Website and app data records:
#####
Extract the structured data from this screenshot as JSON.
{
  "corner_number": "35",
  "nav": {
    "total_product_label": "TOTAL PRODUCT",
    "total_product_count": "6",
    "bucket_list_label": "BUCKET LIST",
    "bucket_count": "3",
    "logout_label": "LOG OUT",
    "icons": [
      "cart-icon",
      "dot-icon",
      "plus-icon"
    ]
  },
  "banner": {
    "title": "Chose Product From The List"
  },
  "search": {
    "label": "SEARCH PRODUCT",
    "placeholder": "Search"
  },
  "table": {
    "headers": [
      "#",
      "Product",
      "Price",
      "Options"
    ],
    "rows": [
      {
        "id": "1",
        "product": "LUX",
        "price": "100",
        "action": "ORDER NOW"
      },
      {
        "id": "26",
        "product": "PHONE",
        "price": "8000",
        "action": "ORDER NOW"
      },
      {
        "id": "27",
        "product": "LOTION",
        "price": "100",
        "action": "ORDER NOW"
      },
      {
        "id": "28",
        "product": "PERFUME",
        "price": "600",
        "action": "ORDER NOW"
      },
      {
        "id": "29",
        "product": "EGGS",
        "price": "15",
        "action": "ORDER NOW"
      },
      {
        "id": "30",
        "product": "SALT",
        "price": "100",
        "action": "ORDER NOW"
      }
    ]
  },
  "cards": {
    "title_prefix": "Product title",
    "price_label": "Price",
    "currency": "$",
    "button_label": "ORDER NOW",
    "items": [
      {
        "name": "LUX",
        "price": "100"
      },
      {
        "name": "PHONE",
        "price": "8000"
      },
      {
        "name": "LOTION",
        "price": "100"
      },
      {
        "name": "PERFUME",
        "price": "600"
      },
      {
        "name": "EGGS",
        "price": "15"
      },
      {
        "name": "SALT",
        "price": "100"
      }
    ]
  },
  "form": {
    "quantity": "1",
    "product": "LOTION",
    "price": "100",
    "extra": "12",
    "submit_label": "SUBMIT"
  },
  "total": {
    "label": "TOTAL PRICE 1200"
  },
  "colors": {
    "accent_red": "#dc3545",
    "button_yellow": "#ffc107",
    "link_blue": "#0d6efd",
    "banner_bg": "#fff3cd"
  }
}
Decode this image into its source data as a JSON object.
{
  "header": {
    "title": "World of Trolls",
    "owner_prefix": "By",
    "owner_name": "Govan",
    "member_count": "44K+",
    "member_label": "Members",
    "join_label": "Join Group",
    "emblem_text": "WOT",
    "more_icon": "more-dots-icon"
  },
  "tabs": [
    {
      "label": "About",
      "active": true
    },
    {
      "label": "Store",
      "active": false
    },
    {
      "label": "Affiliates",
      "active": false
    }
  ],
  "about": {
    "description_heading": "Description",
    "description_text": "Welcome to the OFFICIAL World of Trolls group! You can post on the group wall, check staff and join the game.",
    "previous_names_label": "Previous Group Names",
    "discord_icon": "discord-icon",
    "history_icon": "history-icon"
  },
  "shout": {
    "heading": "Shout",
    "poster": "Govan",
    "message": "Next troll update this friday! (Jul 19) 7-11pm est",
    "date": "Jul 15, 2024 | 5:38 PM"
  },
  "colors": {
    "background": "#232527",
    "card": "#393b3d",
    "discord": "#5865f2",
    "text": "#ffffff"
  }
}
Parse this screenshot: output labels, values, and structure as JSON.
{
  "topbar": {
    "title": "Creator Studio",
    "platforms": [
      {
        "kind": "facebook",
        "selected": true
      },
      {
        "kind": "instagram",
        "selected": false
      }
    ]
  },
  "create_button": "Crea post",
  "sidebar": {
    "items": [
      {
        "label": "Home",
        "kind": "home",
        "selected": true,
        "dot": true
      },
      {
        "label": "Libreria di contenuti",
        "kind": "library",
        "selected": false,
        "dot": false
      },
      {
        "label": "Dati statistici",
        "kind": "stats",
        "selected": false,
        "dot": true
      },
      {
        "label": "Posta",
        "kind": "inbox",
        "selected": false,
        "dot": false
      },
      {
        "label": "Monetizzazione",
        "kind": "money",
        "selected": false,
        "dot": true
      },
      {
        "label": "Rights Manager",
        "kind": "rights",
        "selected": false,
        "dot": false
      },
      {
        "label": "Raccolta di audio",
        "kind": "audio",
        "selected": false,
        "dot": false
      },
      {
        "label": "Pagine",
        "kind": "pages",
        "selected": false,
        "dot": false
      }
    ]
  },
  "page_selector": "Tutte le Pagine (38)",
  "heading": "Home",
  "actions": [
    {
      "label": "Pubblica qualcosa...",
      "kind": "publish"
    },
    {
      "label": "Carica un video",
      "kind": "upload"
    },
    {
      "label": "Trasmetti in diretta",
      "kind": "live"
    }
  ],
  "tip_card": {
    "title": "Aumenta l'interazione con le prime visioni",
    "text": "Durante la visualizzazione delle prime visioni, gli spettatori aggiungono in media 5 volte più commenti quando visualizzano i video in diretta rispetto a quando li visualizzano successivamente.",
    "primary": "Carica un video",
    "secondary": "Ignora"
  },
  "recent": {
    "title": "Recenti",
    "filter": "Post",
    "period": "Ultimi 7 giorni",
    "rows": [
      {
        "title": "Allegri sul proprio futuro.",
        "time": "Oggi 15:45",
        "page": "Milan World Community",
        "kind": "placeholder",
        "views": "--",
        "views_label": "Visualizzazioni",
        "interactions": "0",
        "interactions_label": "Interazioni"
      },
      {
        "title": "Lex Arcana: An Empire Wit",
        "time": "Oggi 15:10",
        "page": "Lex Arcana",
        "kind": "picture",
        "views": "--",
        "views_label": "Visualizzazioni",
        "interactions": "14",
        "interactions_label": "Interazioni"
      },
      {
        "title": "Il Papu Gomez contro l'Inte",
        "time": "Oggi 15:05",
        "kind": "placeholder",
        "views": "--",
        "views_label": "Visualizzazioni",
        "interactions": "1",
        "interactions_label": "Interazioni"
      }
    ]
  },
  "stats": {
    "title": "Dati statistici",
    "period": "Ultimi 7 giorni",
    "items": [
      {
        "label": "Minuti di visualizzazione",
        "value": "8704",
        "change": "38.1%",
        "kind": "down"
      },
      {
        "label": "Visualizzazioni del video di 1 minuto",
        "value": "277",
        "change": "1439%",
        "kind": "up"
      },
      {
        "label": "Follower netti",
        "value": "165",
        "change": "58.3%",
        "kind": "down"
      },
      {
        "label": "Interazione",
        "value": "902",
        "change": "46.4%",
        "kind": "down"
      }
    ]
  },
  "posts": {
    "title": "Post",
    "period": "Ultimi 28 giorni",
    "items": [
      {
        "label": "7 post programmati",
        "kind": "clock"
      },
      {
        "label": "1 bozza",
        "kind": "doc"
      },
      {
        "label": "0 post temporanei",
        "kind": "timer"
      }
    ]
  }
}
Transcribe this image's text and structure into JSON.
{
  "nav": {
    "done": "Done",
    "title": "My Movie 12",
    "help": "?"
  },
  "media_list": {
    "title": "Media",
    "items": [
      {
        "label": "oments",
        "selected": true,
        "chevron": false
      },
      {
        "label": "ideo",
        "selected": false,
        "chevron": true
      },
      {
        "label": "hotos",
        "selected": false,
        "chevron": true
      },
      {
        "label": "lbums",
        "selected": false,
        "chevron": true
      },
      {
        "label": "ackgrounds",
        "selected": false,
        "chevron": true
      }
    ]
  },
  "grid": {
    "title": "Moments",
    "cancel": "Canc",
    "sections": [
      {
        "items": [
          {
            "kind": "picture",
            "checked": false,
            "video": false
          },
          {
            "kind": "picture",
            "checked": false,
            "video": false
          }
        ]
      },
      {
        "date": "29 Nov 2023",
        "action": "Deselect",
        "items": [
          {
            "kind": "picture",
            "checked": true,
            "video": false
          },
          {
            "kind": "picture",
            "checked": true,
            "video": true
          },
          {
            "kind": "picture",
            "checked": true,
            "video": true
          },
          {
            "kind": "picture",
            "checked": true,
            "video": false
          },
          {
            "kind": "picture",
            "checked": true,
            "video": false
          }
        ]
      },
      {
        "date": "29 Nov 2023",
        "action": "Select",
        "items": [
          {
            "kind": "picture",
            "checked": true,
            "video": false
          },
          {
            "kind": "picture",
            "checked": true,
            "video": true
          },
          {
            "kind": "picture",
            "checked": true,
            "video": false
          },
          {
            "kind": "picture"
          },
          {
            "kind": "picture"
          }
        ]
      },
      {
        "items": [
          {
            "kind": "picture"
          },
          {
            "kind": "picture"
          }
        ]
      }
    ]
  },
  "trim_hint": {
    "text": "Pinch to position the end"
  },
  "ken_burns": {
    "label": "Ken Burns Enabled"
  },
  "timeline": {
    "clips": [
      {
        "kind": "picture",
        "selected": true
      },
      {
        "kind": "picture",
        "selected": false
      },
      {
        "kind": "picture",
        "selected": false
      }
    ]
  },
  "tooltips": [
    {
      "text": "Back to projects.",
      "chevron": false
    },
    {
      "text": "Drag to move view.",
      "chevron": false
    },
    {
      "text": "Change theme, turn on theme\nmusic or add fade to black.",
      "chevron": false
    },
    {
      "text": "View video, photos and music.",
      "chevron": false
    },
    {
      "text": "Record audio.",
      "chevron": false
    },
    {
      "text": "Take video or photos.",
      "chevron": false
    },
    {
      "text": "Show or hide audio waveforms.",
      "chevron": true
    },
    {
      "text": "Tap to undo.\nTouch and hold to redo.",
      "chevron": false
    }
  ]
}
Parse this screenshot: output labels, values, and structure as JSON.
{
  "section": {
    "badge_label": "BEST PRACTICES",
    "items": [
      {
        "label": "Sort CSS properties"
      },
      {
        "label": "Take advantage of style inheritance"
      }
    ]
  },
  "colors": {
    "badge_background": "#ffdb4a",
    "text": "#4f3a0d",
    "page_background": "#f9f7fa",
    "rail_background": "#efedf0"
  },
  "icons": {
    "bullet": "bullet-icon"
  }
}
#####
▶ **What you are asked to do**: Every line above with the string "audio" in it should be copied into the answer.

▶ **Written solution**:
        "label": "Raccolta di audio",
        "kind": "audio",
      "text": "Record audio.",
      "text": "Show or hide audio waveforms.",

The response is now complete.